At present, the US is maintaining an average output of around 11.9 million barrels per day. The anticipated rise in US supply is poised to help counterbalance the production curtailments of the OPEC+ alliance. To support prices, the Saudi-led coalition has trimmed output by 1 million barrels per day, leading to production levels that have hit multi-year lows. To exert further control over the market, Saudi Arabia recently extended its output reductions for an additional month.
The EIA’s projection of increased US production aligns with a broader global trend. Worldwide production is anticipated to expand to 103 million barrels per day in 2024, marking a surge of 1.7 million barrels per day from this year. The majority of this growth, about 70%, is foreseen to come from non-OPEC nations, including the United States, Brazil, Canada, Guyana, and Norway.
However, the uptick in production contrasts with predictions of a slight decline in US consumption of refined products this year. Consumption of jet fuel is projected to decrease by 4% in the third quarter. The EIA has adjusted its forecasts to reflect lower consumption of gasoline and diesel for both the third quarter and the full year. On the other hand, a rising demand for natural gas liquids has led to an upward revision in the overall oil demand forecast for the United States.
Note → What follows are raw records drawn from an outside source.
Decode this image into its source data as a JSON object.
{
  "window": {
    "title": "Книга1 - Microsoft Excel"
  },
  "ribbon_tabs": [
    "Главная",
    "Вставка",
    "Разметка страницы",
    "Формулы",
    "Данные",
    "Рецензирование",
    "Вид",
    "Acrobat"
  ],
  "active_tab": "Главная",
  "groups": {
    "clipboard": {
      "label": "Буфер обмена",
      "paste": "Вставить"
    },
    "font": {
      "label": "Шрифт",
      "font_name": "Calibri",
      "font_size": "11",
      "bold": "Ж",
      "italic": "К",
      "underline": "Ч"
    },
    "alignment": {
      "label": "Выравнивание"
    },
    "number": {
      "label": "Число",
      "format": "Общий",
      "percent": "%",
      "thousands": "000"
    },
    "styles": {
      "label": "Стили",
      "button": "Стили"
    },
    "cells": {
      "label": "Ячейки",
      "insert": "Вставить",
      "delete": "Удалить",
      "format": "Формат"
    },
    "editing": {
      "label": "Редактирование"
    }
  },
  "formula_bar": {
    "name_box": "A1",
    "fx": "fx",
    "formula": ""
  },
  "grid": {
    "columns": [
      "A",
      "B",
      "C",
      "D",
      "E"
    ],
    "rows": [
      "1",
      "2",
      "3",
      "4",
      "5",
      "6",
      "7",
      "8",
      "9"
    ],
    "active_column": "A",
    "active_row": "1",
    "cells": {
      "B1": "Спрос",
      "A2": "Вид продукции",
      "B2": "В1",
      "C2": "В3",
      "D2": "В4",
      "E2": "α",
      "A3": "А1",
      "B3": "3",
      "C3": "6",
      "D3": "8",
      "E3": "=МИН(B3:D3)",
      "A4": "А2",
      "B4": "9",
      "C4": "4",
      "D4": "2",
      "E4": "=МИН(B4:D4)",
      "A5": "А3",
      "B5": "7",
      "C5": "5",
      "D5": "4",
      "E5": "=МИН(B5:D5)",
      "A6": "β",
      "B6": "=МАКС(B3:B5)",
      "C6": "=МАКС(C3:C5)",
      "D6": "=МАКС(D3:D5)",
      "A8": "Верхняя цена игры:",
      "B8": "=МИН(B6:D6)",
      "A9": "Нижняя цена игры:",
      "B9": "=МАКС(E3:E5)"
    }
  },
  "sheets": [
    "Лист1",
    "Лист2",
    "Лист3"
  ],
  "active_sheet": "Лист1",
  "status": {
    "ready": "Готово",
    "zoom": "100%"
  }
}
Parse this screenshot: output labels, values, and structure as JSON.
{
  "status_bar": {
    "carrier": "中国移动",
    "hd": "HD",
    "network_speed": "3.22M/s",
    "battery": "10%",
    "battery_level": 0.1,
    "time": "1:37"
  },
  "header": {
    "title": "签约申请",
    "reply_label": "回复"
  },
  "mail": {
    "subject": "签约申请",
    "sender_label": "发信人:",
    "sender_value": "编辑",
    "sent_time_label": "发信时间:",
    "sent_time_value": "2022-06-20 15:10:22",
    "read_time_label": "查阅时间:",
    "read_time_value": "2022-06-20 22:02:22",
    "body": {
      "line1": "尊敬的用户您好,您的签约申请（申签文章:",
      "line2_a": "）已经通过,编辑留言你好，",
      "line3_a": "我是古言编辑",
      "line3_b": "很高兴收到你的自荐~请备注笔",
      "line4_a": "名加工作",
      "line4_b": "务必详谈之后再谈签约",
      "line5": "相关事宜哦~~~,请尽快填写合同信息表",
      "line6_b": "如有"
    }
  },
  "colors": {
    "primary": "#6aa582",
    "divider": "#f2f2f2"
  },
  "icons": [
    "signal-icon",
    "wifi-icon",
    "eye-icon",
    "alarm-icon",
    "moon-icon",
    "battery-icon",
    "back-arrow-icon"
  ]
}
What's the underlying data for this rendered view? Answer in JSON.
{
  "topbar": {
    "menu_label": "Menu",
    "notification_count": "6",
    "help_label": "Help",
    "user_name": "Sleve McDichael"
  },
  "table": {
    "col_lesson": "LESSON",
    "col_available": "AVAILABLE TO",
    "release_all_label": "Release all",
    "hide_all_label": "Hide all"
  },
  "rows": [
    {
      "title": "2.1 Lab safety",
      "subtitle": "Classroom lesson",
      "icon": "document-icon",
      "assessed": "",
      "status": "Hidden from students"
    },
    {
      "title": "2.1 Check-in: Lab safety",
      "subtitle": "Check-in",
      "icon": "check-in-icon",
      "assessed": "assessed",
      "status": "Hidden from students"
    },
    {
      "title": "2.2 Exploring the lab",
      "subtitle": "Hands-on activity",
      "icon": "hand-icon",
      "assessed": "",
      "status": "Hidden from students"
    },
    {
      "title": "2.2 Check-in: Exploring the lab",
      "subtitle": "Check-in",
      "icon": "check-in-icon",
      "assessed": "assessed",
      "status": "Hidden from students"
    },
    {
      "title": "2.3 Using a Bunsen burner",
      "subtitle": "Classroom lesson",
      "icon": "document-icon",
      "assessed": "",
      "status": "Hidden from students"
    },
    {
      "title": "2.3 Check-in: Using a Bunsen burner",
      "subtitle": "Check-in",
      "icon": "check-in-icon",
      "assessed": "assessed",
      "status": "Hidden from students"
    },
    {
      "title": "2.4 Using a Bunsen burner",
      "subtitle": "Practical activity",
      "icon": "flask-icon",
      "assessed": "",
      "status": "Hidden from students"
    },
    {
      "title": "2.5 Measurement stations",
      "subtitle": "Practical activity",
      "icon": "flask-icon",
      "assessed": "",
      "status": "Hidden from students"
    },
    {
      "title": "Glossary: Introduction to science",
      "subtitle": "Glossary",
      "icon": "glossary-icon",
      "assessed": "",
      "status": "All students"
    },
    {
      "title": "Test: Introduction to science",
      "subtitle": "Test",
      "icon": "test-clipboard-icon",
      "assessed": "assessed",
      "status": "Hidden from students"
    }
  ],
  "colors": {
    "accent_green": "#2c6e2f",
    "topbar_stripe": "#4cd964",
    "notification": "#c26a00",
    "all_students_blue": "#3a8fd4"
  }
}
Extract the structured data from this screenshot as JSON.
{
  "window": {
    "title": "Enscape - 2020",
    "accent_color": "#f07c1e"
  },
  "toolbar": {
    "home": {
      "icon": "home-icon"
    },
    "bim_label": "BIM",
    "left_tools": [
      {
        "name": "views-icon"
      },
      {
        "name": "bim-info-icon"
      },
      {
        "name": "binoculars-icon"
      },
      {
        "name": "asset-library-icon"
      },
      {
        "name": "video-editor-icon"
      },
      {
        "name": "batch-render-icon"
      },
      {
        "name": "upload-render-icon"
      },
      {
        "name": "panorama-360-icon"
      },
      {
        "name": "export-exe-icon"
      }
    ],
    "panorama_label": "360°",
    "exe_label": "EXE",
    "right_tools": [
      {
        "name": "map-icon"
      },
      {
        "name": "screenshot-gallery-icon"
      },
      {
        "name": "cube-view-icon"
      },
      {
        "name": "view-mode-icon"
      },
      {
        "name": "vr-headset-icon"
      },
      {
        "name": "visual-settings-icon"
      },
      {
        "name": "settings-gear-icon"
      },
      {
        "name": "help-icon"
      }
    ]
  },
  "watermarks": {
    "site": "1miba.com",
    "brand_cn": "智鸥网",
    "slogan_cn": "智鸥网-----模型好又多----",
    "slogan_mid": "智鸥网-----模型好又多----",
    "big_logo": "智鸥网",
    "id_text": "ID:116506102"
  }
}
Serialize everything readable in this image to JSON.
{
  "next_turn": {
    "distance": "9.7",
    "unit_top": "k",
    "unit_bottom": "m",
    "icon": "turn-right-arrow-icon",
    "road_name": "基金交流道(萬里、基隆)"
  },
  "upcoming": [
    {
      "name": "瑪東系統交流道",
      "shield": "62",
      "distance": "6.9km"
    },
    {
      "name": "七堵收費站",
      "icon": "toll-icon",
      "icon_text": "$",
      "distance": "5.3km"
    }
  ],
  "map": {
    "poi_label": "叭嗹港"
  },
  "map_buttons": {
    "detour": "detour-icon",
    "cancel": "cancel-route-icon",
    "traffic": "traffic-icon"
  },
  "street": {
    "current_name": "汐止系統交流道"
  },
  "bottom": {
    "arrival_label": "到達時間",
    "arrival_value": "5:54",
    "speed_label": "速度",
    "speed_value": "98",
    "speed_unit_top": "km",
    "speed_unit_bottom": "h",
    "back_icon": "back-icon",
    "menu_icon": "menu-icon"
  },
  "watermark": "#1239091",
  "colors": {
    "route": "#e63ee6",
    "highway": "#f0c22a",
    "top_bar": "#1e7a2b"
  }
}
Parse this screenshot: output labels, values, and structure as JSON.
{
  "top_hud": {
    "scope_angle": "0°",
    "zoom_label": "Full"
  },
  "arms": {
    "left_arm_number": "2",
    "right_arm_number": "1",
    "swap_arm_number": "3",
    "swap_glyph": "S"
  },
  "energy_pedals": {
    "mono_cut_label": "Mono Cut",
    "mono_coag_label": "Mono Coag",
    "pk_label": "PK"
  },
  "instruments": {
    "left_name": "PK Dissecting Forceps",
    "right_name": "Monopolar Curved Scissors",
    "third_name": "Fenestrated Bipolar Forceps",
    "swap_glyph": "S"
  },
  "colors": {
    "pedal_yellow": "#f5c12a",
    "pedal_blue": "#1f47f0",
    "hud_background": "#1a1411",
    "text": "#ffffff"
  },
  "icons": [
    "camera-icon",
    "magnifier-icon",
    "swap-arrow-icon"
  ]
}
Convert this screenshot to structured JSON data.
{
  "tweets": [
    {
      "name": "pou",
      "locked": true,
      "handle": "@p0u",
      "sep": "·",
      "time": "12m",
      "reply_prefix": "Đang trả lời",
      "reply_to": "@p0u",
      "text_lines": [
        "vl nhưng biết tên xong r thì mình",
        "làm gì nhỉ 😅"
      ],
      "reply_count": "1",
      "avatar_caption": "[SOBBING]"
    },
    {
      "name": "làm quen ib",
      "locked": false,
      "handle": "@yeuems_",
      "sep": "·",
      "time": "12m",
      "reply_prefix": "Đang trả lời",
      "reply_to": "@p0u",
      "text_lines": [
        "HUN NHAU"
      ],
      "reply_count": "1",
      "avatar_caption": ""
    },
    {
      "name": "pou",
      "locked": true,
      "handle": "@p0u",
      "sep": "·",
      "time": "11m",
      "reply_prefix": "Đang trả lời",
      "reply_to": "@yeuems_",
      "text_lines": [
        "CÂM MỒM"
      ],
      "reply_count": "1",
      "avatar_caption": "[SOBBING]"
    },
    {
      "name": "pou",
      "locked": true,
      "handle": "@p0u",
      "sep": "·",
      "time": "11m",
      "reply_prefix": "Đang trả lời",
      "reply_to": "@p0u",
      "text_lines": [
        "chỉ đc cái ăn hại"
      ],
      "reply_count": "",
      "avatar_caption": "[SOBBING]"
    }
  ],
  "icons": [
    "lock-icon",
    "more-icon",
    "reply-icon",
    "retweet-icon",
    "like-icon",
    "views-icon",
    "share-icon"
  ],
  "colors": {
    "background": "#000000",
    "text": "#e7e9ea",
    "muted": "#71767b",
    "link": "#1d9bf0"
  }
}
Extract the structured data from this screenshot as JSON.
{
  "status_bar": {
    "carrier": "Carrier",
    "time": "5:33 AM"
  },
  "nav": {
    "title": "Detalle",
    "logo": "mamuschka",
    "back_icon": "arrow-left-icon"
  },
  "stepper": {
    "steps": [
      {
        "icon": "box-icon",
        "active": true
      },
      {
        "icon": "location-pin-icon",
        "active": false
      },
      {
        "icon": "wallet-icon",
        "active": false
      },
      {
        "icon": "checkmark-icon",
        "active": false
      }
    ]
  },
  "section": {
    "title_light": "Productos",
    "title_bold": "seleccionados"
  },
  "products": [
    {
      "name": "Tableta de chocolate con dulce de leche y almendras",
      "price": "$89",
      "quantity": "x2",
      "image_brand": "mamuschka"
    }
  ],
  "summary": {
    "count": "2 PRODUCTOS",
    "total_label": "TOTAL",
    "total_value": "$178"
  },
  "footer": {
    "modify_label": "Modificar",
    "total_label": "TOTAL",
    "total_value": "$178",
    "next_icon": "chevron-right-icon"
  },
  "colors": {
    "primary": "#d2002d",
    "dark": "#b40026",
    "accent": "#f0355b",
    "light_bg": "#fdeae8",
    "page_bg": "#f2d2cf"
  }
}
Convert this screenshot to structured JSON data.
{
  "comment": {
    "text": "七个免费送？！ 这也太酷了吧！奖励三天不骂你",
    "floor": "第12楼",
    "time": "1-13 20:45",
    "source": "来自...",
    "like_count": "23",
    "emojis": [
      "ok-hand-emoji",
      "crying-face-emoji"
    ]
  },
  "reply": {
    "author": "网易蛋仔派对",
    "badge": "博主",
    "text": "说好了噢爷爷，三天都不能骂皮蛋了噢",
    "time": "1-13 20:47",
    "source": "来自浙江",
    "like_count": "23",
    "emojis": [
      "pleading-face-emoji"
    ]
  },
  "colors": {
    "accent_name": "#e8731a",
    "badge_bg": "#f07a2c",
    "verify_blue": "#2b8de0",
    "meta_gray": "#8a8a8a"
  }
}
This anticipated surge in US oil production will introduce an additional source of crude supplies to an already constricted market, primarily due to Saudi Arabia’s output cuts. Non-OPEC countries are poised to play a pivotal role in driving global production to record levels in 2024. Despite the boost in production, a slight reduction in US consumption of refined products is predicted, primarily attributed to minor declines in jet fuel, gasoline, and diesel consumption. The escalating demand for natural gas liquids is expected to partly offset these declines.